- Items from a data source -
-=-=-

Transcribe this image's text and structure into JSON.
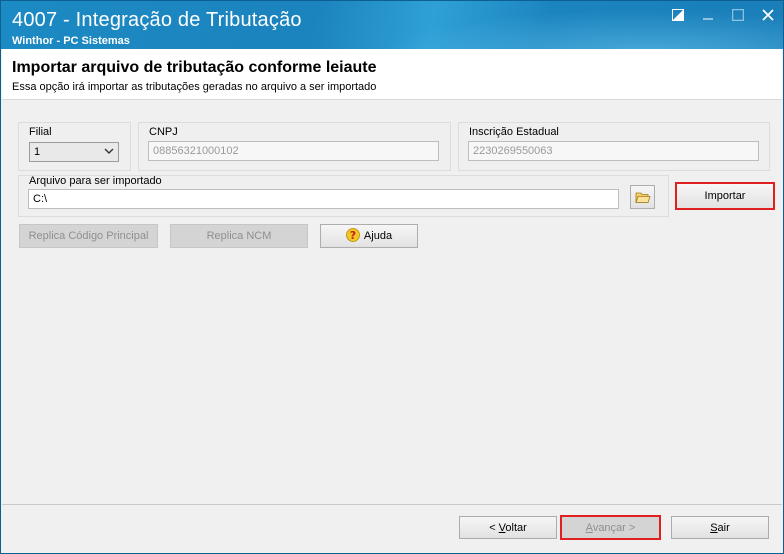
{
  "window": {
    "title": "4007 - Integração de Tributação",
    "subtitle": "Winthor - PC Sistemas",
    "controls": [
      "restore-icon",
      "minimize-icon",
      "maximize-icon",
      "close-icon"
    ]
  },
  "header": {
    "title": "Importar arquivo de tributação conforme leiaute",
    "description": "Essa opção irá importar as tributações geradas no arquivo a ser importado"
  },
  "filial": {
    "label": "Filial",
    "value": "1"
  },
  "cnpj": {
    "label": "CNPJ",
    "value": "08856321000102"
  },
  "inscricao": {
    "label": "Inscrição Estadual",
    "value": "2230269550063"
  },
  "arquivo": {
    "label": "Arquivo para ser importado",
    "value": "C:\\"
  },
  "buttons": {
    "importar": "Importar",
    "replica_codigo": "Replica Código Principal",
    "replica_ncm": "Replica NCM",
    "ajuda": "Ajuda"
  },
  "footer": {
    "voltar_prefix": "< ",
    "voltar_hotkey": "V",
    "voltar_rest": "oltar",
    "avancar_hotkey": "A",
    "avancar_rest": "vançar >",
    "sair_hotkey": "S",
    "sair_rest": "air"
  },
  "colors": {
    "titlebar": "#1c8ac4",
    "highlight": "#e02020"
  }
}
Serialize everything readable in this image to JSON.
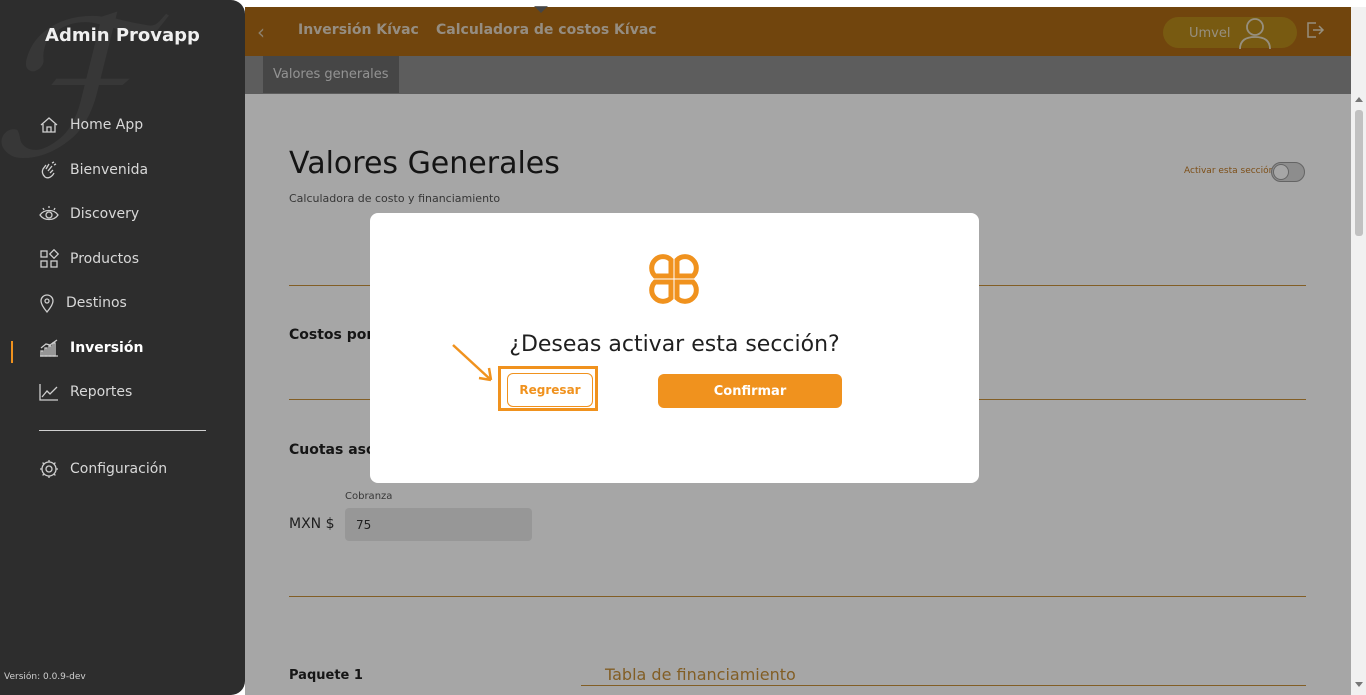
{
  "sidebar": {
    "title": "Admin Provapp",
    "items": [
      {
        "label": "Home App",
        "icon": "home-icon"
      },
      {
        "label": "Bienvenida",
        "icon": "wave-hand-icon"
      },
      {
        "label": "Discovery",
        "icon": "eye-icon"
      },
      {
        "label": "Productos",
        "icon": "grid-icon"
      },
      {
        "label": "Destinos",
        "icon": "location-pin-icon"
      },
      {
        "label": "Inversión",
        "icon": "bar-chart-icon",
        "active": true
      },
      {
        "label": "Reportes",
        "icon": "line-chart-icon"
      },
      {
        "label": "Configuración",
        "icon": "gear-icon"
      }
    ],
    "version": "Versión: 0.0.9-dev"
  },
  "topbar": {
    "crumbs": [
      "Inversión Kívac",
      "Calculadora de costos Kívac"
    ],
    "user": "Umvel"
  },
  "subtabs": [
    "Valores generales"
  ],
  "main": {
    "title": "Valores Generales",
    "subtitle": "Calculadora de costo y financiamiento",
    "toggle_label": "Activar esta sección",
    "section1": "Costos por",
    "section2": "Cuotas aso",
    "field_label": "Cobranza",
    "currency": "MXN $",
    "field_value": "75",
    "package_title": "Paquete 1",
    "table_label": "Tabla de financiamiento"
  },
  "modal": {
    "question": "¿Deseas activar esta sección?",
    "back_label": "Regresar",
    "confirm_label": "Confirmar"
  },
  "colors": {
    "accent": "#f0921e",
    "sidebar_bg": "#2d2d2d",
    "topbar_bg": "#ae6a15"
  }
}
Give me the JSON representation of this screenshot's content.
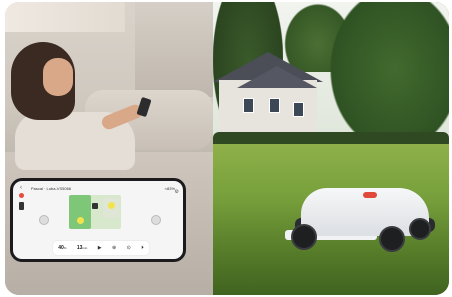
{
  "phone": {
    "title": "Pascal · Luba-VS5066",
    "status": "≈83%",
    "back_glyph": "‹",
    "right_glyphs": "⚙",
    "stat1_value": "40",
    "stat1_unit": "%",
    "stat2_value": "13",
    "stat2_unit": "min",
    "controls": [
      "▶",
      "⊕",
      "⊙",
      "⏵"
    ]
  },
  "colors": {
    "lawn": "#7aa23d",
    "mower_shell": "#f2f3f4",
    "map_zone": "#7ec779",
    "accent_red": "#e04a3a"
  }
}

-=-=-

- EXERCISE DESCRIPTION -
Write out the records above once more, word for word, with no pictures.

- TASK RESPONSE -
Transcribe this image's text and structure into JSON.
{
  "window": {
    "title": "4007 - Integração de Tributação",
    "subtitle": "Winthor - PC Sistemas",
    "controls": [
      "restore-icon",
      "minimize-icon",
      "maximize-icon",
      "close-icon"
    ]
  },
  "header": {
    "title": "Importar arquivo de tributação conforme leiaute",
    "description": "Essa opção irá importar as tributações geradas no arquivo a ser importado"
  },
  "filial": {
    "label": "Filial",
    "value": "1"
  },
  "cnpj": {
    "label": "CNPJ",
    "value": "08856321000102"
  },
  "inscricao": {
    "label": "Inscrição Estadual",
    "value": "2230269550063"
  },
  "arquivo": {
    "label": "Arquivo para ser importado",
    "value": "C:\\"
  },
  "buttons": {
    "importar": "Importar",
    "replica_codigo": "Replica Código Principal",
    "replica_ncm": "Replica NCM",
    "ajuda": "Ajuda"
  },
  "footer": {
    "voltar_prefix": "< ",
    "voltar_hotkey": "V",
    "voltar_rest": "oltar",
    "avancar_hotkey": "A",
    "avancar_rest": "vançar >",
    "sair_hotkey": "S",
    "sair_rest": "air"
  },
  "colors": {
    "titlebar": "#1c8ac4",
    "highlight": "#e02020"
  }
}
Serialize everything readable in this image to JSON.
{
  "sidebar": {
    "title": "Admin Provapp",
    "items": [
      {
        "label": "Home App",
        "icon": "home-icon"
      },
      {
        "label": "Bienvenida",
        "icon": "wave-hand-icon"
      },
      {
        "label": "Discovery",
        "icon": "eye-icon"
      },
      {
        "label": "Productos",
        "icon": "grid-icon"
      },
      {
        "label": "Destinos",
        "icon": "location-pin-icon"
      },
      {
        "label": "Inversión",
        "icon": "bar-chart-icon",
        "active": true
      },
      {
        "label": "Reportes",
        "icon": "line-chart-icon"
      },
      {
        "label": "Configuración",
        "icon": "gear-icon"
      }
    ],
    "version": "Versión: 0.0.9-dev"
  },
  "topbar": {
    "crumbs": [
      "Inversión Kívac",
      "Calculadora de costos Kívac"
    ],
    "user": "Umvel"
  },
  "subtabs": [
    "Valores generales"
  ],
  "main": {
    "title": "Valores Generales",
    "subtitle": "Calculadora de costo y financiamiento",
    "toggle_label": "Activar esta sección",
    "section1": "Costos por",
    "section2": "Cuotas aso",
    "field_label": "Cobranza",
    "currency": "MXN $",
    "field_value": "75",
    "package_title": "Paquete 1",
    "table_label": "Tabla de financiamiento"
  },
  "modal": {
    "question": "¿Deseas activar esta sección?",
    "back_label": "Regresar",
    "confirm_label": "Confirmar"
  },
  "colors": {
    "accent": "#f0921e",
    "sidebar_bg": "#2d2d2d",
    "topbar_bg": "#ae6a15"
  }
}
Give me the JSON representation of this screenshot's content.
{
  "phone": {
    "title": "Pascal · Luba-VS5066",
    "status": "≈83%",
    "back_glyph": "‹",
    "right_glyphs": "⚙",
    "stat1_value": "40",
    "stat1_unit": "%",
    "stat2_value": "13",
    "stat2_unit": "min",
    "controls": [
      "▶",
      "⊕",
      "⊙",
      "⏵"
    ]
  },
  "colors": {
    "lawn": "#7aa23d",
    "mower_shell": "#f2f3f4",
    "map_zone": "#7ec779",
    "accent_red": "#e04a3a"
  }
}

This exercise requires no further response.